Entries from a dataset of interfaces

--------------------------------------------------

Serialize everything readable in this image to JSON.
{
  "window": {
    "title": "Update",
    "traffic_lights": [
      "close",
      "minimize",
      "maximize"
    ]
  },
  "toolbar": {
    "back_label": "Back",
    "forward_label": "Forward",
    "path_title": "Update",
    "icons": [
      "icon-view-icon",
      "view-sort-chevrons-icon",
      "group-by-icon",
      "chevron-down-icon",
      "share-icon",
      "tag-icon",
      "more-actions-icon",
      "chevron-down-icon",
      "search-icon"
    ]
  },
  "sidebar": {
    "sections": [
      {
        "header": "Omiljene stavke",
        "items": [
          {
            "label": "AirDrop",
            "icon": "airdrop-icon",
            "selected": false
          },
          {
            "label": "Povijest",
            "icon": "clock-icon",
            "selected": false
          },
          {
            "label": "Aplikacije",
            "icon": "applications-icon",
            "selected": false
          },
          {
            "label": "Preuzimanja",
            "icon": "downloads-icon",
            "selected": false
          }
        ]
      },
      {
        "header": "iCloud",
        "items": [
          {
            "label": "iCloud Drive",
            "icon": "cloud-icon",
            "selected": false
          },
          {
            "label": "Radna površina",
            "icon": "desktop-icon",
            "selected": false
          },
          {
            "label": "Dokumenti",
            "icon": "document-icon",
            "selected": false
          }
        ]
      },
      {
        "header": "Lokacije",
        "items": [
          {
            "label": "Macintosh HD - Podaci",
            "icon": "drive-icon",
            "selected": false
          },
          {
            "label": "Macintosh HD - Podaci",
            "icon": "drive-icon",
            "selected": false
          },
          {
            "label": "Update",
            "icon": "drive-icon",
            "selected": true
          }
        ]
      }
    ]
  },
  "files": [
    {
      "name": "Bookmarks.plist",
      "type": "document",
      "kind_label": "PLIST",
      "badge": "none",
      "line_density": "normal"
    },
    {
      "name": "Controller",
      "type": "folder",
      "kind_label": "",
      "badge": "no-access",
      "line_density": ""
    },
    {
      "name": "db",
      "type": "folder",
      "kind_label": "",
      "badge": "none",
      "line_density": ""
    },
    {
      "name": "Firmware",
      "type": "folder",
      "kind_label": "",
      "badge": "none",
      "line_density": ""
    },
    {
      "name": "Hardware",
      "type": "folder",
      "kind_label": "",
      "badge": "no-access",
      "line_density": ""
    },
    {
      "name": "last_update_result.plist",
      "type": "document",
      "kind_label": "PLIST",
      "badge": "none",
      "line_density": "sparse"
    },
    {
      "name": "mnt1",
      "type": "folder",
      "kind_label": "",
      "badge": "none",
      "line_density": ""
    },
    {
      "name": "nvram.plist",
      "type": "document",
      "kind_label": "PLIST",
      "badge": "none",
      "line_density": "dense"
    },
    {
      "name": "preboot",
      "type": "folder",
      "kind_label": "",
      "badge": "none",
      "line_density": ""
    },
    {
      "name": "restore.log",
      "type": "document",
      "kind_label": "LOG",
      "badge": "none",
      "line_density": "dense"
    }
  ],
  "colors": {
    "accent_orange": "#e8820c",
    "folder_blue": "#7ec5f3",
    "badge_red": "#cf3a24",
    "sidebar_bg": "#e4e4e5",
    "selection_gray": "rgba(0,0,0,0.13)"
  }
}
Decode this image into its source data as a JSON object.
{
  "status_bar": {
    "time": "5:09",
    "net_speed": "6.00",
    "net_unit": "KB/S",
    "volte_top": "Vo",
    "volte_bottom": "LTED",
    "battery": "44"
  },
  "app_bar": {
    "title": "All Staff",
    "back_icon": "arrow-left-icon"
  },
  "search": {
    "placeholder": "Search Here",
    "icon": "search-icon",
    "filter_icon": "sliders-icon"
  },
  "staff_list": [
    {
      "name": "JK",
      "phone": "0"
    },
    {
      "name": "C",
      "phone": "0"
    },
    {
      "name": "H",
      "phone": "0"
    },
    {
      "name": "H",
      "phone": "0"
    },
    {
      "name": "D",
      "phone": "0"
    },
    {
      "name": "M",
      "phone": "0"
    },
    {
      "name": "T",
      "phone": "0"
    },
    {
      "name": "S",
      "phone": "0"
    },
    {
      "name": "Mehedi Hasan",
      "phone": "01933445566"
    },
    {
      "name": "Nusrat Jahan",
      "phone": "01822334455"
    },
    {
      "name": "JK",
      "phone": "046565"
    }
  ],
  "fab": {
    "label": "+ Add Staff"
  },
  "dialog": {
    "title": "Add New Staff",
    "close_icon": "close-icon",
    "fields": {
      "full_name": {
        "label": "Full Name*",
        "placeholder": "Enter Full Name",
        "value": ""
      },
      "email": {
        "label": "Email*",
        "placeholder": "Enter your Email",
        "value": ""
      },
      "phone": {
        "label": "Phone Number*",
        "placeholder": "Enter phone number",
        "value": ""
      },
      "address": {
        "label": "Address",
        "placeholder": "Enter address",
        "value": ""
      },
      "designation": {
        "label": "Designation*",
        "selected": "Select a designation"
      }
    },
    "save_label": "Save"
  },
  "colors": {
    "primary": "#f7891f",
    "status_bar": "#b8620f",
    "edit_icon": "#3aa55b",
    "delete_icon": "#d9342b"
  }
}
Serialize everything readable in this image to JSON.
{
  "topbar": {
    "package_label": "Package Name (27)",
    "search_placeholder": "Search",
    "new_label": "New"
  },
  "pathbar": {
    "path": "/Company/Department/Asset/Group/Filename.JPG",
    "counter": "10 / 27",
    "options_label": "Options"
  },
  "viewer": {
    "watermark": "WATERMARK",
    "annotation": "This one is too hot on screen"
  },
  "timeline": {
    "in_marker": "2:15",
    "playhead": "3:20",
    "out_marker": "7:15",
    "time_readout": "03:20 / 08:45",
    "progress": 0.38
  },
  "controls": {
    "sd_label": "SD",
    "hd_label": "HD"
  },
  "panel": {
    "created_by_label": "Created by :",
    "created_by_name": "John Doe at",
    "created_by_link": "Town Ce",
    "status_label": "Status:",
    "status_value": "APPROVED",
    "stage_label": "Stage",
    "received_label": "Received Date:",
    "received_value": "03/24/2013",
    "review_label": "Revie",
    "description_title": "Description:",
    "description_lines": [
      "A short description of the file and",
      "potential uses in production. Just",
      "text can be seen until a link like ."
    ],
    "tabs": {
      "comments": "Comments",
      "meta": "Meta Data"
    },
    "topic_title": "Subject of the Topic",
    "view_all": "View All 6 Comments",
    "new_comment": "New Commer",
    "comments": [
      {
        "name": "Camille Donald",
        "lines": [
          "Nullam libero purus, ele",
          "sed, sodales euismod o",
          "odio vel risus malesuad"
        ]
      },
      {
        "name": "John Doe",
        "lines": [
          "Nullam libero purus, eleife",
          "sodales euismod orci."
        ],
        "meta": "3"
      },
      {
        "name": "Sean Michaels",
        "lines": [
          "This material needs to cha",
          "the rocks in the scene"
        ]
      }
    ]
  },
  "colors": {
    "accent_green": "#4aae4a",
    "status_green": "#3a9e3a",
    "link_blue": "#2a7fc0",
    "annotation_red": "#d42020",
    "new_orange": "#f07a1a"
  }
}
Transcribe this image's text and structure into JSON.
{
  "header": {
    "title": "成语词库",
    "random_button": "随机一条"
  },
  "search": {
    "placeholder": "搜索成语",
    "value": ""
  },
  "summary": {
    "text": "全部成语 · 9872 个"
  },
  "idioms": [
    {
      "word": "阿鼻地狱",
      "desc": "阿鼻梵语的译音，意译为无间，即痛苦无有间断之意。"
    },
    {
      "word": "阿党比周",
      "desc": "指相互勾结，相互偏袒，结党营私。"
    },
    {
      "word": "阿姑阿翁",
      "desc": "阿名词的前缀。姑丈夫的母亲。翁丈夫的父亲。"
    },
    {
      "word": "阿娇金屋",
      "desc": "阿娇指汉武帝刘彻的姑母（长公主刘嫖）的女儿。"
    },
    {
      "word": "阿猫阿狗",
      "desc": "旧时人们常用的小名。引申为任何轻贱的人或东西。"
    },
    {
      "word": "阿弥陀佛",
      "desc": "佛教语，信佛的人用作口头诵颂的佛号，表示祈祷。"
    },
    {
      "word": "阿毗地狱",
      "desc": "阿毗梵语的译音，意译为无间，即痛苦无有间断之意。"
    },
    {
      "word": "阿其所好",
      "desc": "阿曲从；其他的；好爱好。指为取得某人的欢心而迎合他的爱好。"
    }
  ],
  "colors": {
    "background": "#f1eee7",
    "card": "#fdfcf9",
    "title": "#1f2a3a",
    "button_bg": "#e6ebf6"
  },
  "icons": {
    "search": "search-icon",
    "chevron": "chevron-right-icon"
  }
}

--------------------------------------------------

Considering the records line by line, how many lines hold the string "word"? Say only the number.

8